### Dataset records
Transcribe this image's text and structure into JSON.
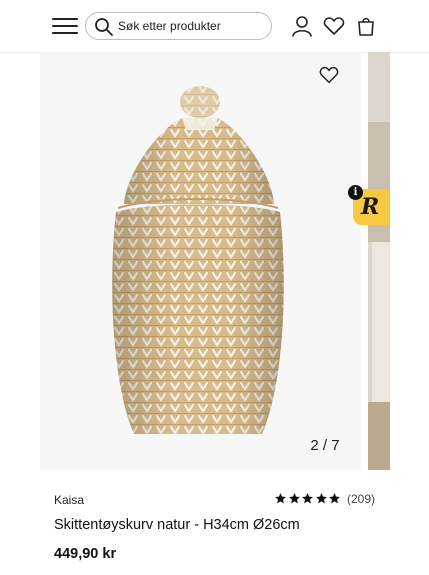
{
  "header": {
    "menu_icon": "hamburger-menu-icon",
    "search": {
      "placeholder": "Søk etter produkter",
      "icon": "search-icon"
    },
    "icons": [
      "user-icon",
      "heart-icon",
      "shopping-bag-icon"
    ]
  },
  "gallery": {
    "counter": "2 / 7",
    "favorite_icon": "heart-outline-icon",
    "badge_letter": "R",
    "info_letter": "i"
  },
  "product": {
    "brand": "Kaisa",
    "rating_stars": 5,
    "reviews": "(209)",
    "title": "Skittentøyskurv natur - H34cm Ø26cm",
    "price": "449,90 kr"
  },
  "colors": {
    "basket_base": "#d7bb8a",
    "basket_white": "#f4efe4",
    "badge": "#f7c842"
  }
}
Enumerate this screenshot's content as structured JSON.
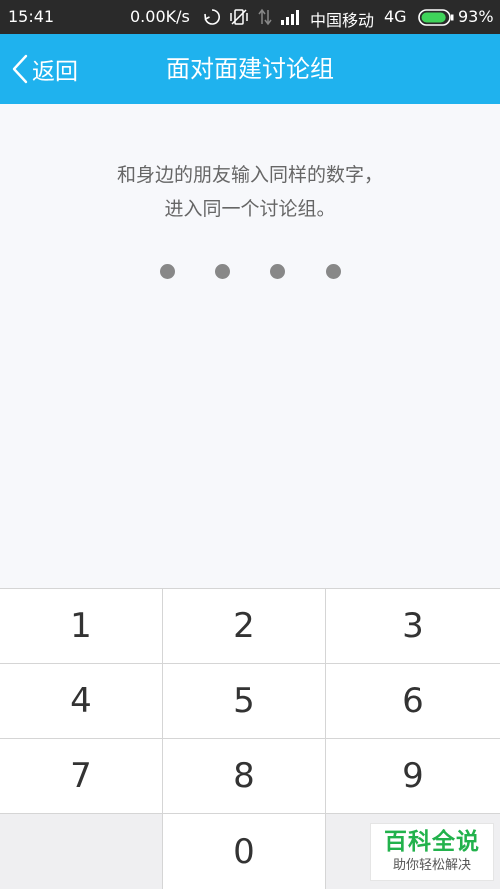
{
  "status_bar": {
    "time": "15:41",
    "speed": "0.00K/s",
    "carrier": "中国移动",
    "network": "4G",
    "battery": "93%",
    "battery_level": 0.93
  },
  "header": {
    "back_label": "返回",
    "title": "面对面建讨论组"
  },
  "instruction": {
    "line1": "和身边的朋友输入同样的数字，",
    "line2": "进入同一个讨论组。"
  },
  "pin": {
    "length": 4,
    "entered": 0
  },
  "keypad": {
    "keys": [
      "1",
      "2",
      "3",
      "4",
      "5",
      "6",
      "7",
      "8",
      "9",
      "",
      "0",
      ""
    ]
  },
  "watermark": {
    "brand": "百科全说",
    "slogan": "助你轻松解决"
  },
  "colors": {
    "header": "#1fb2ee",
    "status_bar": "#2a2a2a",
    "background": "#f7f8fb",
    "watermark_green": "#22b24c"
  }
}
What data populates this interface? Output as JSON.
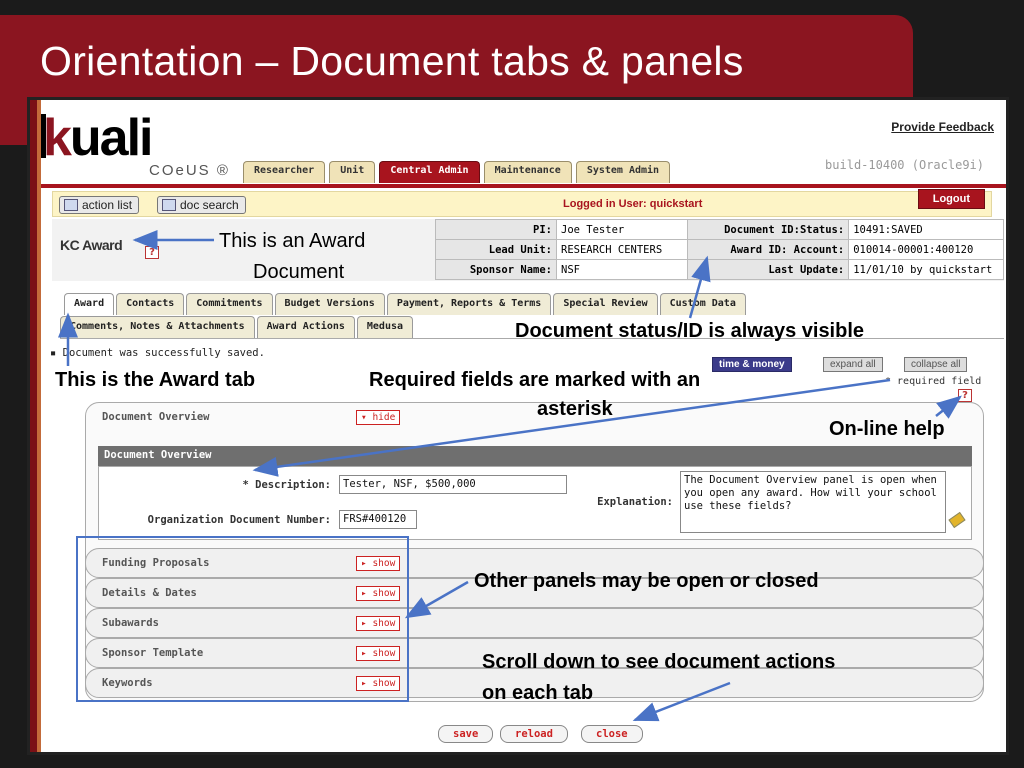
{
  "slide": {
    "title": "Orientation – Document tabs & panels"
  },
  "header": {
    "logo_k": "k",
    "logo_rest": "uali",
    "coeus": "COeUS ®",
    "provide_feedback": "Provide Feedback",
    "build": "build-10400 (Oracle9i)",
    "tabs": [
      "Researcher",
      "Unit",
      "Central Admin",
      "Maintenance",
      "System Admin"
    ]
  },
  "toolbar": {
    "action_list": "action list",
    "doc_search": "doc search",
    "logged_in": "Logged in User: quickstart",
    "logout": "Logout"
  },
  "doc_header": {
    "type": "KC Award",
    "rows": [
      {
        "l1": "PI:",
        "v1": "Joe Tester",
        "l2": "Document ID:Status:",
        "v2": "10491:SAVED"
      },
      {
        "l1": "Lead Unit:",
        "v1": "RESEARCH CENTERS",
        "l2": "Award ID: Account:",
        "v2": "010014-00001:400120"
      },
      {
        "l1": "Sponsor Name:",
        "v1": "NSF",
        "l2": "Last Update:",
        "v2": "11/01/10 by quickstart"
      }
    ]
  },
  "doc_tabs": [
    "Award",
    "Contacts",
    "Commitments",
    "Budget Versions",
    "Payment, Reports & Terms",
    "Special Review",
    "Custom Data"
  ],
  "doc_tabs2": [
    "Comments, Notes & Attachments",
    "Award Actions",
    "Medusa"
  ],
  "messages": {
    "saved": "▪ Document was successfully saved."
  },
  "controls": {
    "time_money": "time & money",
    "expand_all": "expand all",
    "collapse_all": "collapse all",
    "required_field": "* required field"
  },
  "document_overview": {
    "panel_title": "Document Overview",
    "hide": "▾ hide",
    "section_title": "Document Overview",
    "description_label": "* Description:",
    "description_value": "Tester, NSF, $500,000",
    "org_doc_label": "Organization Document Number:",
    "org_doc_value": "FRS#400120",
    "explanation_label": "Explanation:",
    "explanation_value": "The Document Overview panel is open when you open any award.  How will your school use these fields?"
  },
  "panels": [
    {
      "title": "Funding Proposals",
      "button": "▸ show"
    },
    {
      "title": "Details & Dates",
      "button": "▸ show"
    },
    {
      "title": "Subawards",
      "button": "▸ show"
    },
    {
      "title": "Sponsor Template",
      "button": "▸ show"
    },
    {
      "title": "Keywords",
      "button": "▸ show"
    }
  ],
  "actions": {
    "save": "save",
    "reload": "reload",
    "close": "close"
  },
  "annotations": {
    "award_doc_1": "This is an Award",
    "award_doc_2": "Document",
    "status_visible": "Document status/ID is always visible",
    "award_tab": "This is the Award tab",
    "required_1": "Required  fields are marked with an",
    "required_2": "asterisk",
    "online_help": "On-line help",
    "panels_open": "Other panels may be open or closed",
    "scroll_1": "Scroll down to see document actions",
    "scroll_2": "on each tab"
  },
  "colors": {
    "banner": "#8b1520",
    "kuali_red": "#a8141e",
    "annotation_arrow": "#4a73c6"
  }
}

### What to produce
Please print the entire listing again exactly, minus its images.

### Result of this exercise
Transcribe this image's text and structure into JSON.
{
  "header": {
    "menu_icon": "hamburger-menu-icon",
    "search": {
      "placeholder": "Søk etter produkter",
      "icon": "search-icon"
    },
    "icons": [
      "user-icon",
      "heart-icon",
      "shopping-bag-icon"
    ]
  },
  "gallery": {
    "counter": "2 / 7",
    "favorite_icon": "heart-outline-icon",
    "badge_letter": "R",
    "info_letter": "i"
  },
  "product": {
    "brand": "Kaisa",
    "rating_stars": 5,
    "reviews": "(209)",
    "title": "Skittentøyskurv natur - H34cm Ø26cm",
    "price": "449,90 kr"
  },
  "colors": {
    "basket_base": "#d7bb8a",
    "basket_white": "#f4efe4",
    "badge": "#f7c842"
  }
}
Enumerate this screenshot's content as structured JSON.
{
  "status_bar": {
    "time": "15:41",
    "speed": "0.00K/s",
    "carrier": "中国移动",
    "network": "4G",
    "battery": "93%",
    "battery_level": 0.93
  },
  "header": {
    "back_label": "返回",
    "title": "面对面建讨论组"
  },
  "instruction": {
    "line1": "和身边的朋友输入同样的数字，",
    "line2": "进入同一个讨论组。"
  },
  "pin": {
    "length": 4,
    "entered": 0
  },
  "keypad": {
    "keys": [
      "1",
      "2",
      "3",
      "4",
      "5",
      "6",
      "7",
      "8",
      "9",
      "",
      "0",
      ""
    ]
  },
  "watermark": {
    "brand": "百科全说",
    "slogan": "助你轻松解决"
  },
  "colors": {
    "header": "#1fb2ee",
    "status_bar": "#2a2a2a",
    "background": "#f7f8fb",
    "watermark_green": "#22b24c"
  }
}
What data populates this interface? Output as JSON.
{
  "slide": {
    "title": "Orientation – Document tabs & panels"
  },
  "header": {
    "logo_k": "k",
    "logo_rest": "uali",
    "coeus": "COeUS ®",
    "provide_feedback": "Provide Feedback",
    "build": "build-10400 (Oracle9i)",
    "tabs": [
      "Researcher",
      "Unit",
      "Central Admin",
      "Maintenance",
      "System Admin"
    ]
  },
  "toolbar": {
    "action_list": "action list",
    "doc_search": "doc search",
    "logged_in": "Logged in User: quickstart",
    "logout": "Logout"
  },
  "doc_header": {
    "type": "KC Award",
    "rows": [
      {
        "l1": "PI:",
        "v1": "Joe Tester",
        "l2": "Document ID:Status:",
        "v2": "10491:SAVED"
      },
      {
        "l1": "Lead Unit:",
        "v1": "RESEARCH CENTERS",
        "l2": "Award ID: Account:",
        "v2": "010014-00001:400120"
      },
      {
        "l1": "Sponsor Name:",
        "v1": "NSF",
        "l2": "Last Update:",
        "v2": "11/01/10 by quickstart"
      }
    ]
  },
  "doc_tabs": [
    "Award",
    "Contacts",
    "Commitments",
    "Budget Versions",
    "Payment, Reports & Terms",
    "Special Review",
    "Custom Data"
  ],
  "doc_tabs2": [
    "Comments, Notes & Attachments",
    "Award Actions",
    "Medusa"
  ],
  "messages": {
    "saved": "▪ Document was successfully saved."
  },
  "controls": {
    "time_money": "time & money",
    "expand_all": "expand all",
    "collapse_all": "collapse all",
    "required_field": "* required field"
  },
  "document_overview": {
    "panel_title": "Document Overview",
    "hide": "▾ hide",
    "section_title": "Document Overview",
    "description_label": "* Description:",
    "description_value": "Tester, NSF, $500,000",
    "org_doc_label": "Organization Document Number:",
    "org_doc_value": "FRS#400120",
    "explanation_label": "Explanation:",
    "explanation_value": "The Document Overview panel is open when you open any award.  How will your school use these fields?"
  },
  "panels": [
    {
      "title": "Funding Proposals",
      "button": "▸ show"
    },
    {
      "title": "Details & Dates",
      "button": "▸ show"
    },
    {
      "title": "Subawards",
      "button": "▸ show"
    },
    {
      "title": "Sponsor Template",
      "button": "▸ show"
    },
    {
      "title": "Keywords",
      "button": "▸ show"
    }
  ],
  "actions": {
    "save": "save",
    "reload": "reload",
    "close": "close"
  },
  "annotations": {
    "award_doc_1": "This is an Award",
    "award_doc_2": "Document",
    "status_visible": "Document status/ID is always visible",
    "award_tab": "This is the Award tab",
    "required_1": "Required  fields are marked with an",
    "required_2": "asterisk",
    "online_help": "On-line help",
    "panels_open": "Other panels may be open or closed",
    "scroll_1": "Scroll down to see document actions",
    "scroll_2": "on each tab"
  },
  "colors": {
    "banner": "#8b1520",
    "kuali_red": "#a8141e",
    "annotation_arrow": "#4a73c6"
  }
}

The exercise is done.